Although the performance of the first version is excellent, we acted on a feedback from our customers to improve the Hexapod, so that it can meet their needs even better. Users were looking for higher payload capabilities and more compact system - and we delivered. We are pleased to announce that a new generation of the Quanser Hexapod is now available.
The system has been made much more compact: all power amplification, brake logic, data acquisition and interfacing electronics have been moved into the base of the Hexapod. Whereas the original device required a separate Q8 interfacing card, two large rack-mount amplifiers with a set of five thick cables, all you need is now is a single USB cable to connect the Hexapod to your QUARC-enabled PC or laptop.
The torque capacity of each of the six motors have been more than doubled, ultimately increasing the payload capacity to 250 kg. This was accomplished without losing any of the device's accuracy. At the same time, we improved the design of a passive joint to handle the increased payloads.

With all these improvements, the users get a system even stiffer than before.

- Derry Crymble -

Saturday, June 5, 2010

Quanser Joined Ontario Premier on a Mission to Israel

Back in February, Quanser hosted Ontario Premier who announced a trade mission to Israel and the West Bank. Few days ago, Paul Gilbert, Quanser's CEO returned from the 2010 Ontario Life Sciences Mission. Together with the representatives of other 30+ companies and institutions he was promoting healthcare industry research, innovations and new technologies originating in Ontario.

As a part of the official program, senior Ontario and Israeli government officials discussed opportunities for building stronger business ties in life sciences between Canada and Israel. Israeli companies from the sector were invited for a series of one-on-one sessions to discuss specific opportunities with their Ontario counterparts.

Six years of research and hard work in the field of robotics and real-time control brought Quanser endorsement not only from the Ontario government. Quanser is being recognized around the world as a leader in the field and we see more and more interest in our technology. With its history of R&D in robotics for surgical simulation, teleoperation and rehabilitation, quite a few Israeli companies were interested in utilizing Quanser's haptic technology in their products - whether for medical simulation devices or in rehabilitation robotics field.

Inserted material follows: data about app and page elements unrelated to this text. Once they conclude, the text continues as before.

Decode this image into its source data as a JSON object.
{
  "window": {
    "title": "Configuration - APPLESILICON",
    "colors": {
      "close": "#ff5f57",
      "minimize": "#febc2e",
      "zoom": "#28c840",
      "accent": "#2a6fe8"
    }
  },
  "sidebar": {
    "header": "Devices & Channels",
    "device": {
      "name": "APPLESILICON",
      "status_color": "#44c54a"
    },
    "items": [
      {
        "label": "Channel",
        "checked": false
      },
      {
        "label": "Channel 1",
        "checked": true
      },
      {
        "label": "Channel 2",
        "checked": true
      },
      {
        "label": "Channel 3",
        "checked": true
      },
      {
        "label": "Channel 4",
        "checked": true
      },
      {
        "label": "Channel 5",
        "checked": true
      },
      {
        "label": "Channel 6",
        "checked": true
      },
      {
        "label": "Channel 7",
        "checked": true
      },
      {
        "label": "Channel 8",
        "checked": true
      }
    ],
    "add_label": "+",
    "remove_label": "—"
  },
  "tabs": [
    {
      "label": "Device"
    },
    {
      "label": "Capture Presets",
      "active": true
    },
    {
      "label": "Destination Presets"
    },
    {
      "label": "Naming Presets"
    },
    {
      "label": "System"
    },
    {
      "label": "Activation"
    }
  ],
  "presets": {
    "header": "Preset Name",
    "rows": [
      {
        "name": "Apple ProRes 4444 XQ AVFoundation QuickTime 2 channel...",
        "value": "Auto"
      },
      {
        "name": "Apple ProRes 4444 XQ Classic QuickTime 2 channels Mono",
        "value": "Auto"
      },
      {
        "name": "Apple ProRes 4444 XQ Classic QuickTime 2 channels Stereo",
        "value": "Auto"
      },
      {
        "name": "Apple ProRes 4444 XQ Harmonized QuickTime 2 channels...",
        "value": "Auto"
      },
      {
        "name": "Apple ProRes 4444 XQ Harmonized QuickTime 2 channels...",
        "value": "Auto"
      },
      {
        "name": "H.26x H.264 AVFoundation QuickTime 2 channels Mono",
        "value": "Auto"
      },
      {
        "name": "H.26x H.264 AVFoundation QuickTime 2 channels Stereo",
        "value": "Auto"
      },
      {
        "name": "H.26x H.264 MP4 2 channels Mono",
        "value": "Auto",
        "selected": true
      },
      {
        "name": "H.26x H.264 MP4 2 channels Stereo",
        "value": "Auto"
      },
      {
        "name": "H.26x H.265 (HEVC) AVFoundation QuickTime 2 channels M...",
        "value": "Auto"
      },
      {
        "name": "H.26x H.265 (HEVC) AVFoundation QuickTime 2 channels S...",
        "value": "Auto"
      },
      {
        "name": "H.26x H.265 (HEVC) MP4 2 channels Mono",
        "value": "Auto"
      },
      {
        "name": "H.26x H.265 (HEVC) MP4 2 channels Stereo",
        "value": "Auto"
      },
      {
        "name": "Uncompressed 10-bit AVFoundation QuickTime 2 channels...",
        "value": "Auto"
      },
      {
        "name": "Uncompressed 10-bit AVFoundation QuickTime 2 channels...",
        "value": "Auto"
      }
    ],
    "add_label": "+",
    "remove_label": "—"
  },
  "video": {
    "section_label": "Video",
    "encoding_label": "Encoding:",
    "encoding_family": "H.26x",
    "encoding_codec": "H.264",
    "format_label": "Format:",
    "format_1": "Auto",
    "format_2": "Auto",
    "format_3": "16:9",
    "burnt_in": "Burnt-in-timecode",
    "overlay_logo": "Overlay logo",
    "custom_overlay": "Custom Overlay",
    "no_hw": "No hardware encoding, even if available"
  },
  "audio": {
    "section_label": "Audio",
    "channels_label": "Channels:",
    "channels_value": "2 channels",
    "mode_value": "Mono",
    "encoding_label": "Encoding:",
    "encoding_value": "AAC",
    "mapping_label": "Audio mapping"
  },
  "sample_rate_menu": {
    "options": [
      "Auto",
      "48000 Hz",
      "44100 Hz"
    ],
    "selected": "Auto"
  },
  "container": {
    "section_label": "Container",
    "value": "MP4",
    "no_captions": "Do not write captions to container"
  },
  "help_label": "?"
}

The mission also strengthened our relationship with other Ontario institutions that took part in it, such as University of Western Ontario, York University, Queen's University, University of Toronto, or Canadian Surgical Technologies and Advanced Robotics (CSTAR).

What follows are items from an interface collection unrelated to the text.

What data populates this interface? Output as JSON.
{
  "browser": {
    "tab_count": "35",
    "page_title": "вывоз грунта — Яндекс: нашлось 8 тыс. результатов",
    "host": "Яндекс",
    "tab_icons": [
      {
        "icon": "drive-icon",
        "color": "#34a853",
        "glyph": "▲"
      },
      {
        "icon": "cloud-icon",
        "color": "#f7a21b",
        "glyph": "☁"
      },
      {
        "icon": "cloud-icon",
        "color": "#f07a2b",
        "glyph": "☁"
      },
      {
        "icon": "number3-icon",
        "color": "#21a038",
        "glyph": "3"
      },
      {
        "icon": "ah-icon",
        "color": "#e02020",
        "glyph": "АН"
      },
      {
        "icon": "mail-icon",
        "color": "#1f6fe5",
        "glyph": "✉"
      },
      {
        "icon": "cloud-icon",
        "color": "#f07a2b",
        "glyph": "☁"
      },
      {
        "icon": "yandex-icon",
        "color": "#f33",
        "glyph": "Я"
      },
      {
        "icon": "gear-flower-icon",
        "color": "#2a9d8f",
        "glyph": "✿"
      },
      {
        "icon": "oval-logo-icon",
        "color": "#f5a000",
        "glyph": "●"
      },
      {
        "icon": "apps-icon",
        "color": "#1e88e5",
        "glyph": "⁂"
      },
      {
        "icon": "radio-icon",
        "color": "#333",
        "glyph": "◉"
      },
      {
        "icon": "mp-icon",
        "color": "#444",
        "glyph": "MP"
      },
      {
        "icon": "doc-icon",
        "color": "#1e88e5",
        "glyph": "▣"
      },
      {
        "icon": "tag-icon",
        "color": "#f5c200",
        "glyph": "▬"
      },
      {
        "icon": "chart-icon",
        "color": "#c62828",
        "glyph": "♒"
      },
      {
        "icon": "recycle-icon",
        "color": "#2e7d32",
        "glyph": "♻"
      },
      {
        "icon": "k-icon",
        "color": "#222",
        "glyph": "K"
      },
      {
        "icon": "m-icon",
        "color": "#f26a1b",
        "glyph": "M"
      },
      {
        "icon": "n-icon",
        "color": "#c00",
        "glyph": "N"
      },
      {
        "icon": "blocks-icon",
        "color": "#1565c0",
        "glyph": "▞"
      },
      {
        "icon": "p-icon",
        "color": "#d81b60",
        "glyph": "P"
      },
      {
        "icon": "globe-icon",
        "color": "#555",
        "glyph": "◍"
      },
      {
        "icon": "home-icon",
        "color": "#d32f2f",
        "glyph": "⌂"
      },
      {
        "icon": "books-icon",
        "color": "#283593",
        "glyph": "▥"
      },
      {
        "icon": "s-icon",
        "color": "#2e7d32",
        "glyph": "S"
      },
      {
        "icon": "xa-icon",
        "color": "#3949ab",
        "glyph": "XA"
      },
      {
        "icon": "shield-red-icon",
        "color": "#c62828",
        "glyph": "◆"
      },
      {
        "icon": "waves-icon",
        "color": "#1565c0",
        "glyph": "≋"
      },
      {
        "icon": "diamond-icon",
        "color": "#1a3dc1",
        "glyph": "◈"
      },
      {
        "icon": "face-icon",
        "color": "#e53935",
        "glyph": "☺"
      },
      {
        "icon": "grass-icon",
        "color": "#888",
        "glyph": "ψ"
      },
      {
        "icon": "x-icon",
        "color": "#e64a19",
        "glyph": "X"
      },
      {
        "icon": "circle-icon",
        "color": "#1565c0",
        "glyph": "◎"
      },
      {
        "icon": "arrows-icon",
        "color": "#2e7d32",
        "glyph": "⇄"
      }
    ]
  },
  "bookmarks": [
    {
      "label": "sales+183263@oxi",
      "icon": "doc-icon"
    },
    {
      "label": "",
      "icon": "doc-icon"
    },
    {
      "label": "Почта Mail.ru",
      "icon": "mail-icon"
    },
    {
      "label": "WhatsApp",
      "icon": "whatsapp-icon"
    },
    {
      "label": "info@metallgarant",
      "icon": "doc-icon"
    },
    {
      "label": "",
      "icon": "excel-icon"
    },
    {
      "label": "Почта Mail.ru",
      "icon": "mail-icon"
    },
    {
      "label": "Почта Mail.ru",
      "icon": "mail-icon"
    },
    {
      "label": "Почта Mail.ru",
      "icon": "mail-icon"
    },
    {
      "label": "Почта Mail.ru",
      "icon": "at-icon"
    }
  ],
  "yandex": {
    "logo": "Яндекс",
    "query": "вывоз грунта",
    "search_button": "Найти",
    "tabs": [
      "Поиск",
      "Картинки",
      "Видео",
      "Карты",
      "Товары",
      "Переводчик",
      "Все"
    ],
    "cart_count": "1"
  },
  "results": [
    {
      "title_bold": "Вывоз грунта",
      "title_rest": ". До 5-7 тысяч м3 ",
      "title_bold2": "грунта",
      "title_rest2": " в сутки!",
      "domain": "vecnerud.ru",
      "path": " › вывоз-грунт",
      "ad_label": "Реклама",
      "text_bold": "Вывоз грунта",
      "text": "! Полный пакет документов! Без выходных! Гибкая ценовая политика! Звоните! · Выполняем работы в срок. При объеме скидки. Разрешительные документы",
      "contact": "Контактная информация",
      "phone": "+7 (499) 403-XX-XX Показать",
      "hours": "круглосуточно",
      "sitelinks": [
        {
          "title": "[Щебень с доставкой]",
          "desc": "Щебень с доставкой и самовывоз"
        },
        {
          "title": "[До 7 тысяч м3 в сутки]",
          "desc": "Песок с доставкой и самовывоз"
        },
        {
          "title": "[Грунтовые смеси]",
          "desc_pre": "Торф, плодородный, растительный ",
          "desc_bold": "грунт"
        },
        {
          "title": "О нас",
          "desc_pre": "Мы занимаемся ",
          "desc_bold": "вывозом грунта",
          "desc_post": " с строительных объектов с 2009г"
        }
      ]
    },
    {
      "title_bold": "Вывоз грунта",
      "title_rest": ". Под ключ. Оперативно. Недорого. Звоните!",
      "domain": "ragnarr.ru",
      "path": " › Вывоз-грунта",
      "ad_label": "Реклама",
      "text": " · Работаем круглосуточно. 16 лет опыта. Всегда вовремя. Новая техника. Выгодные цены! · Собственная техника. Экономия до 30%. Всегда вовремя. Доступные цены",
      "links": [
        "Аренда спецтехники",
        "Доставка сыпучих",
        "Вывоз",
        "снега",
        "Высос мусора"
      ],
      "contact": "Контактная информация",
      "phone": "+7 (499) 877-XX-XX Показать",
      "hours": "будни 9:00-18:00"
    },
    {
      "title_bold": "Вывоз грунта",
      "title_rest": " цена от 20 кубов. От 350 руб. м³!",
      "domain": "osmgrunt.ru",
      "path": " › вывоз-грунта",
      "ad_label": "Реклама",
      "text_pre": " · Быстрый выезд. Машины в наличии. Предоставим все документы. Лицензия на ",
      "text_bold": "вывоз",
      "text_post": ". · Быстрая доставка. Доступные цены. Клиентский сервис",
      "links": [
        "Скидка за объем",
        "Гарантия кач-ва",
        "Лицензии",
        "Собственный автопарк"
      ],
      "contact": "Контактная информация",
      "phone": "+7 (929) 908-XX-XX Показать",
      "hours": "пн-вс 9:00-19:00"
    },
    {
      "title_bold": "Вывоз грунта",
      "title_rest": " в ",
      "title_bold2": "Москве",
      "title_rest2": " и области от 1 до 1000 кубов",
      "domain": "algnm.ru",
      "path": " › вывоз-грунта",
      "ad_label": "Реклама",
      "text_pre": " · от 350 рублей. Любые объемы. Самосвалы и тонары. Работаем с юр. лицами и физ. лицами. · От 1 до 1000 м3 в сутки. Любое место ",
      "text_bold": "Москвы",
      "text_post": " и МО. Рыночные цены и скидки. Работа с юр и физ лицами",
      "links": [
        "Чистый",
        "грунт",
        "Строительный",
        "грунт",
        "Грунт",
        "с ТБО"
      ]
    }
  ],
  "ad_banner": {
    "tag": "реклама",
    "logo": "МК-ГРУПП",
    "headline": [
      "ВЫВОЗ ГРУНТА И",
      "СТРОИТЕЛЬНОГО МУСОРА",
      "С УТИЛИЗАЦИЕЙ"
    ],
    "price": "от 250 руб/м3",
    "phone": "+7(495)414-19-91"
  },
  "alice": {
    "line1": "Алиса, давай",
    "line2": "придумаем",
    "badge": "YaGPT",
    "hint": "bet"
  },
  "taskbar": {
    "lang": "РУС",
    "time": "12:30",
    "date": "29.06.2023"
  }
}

Being in Israel, Paul took an opportunity to meet in person with some of Quanser clients. Accompanied by Ittai from Techenware, Quanser's distributor in Israel, they visited Technion University, Ben Gurion University and Hebrew University of Jerusalem to discuss Quanser technology. Most of the professors were interested in our teaching platforms for undergraduate engineering education. From the research point of view, the interest gravitated towards the unmanned vehicles and autonomous robotics and their application in agriculture - from melon picking, to a specific point irrigation. Israeli researchers were also interested in our ability to implement haptics with unmanned robotics. Using the vision and a sense of touch on autonomous vehicles would allow them to do some interesting things in the area of agriculture.

Hebrew University also expressed its interest in integrating our haptic technology in their research into a specific surgical operations - an advanced field with highly complex mathematical models involved.

As a result of these discussions at the universities, a senior researcher from Israel is coming to visit Quanser to discuss significant research projects - collaborations among top Israeli universities - which could happen in the next few years.

Obviously, Paul came back from the trip with a basket full of potential opportunities which we will be developing in the course of the next few years.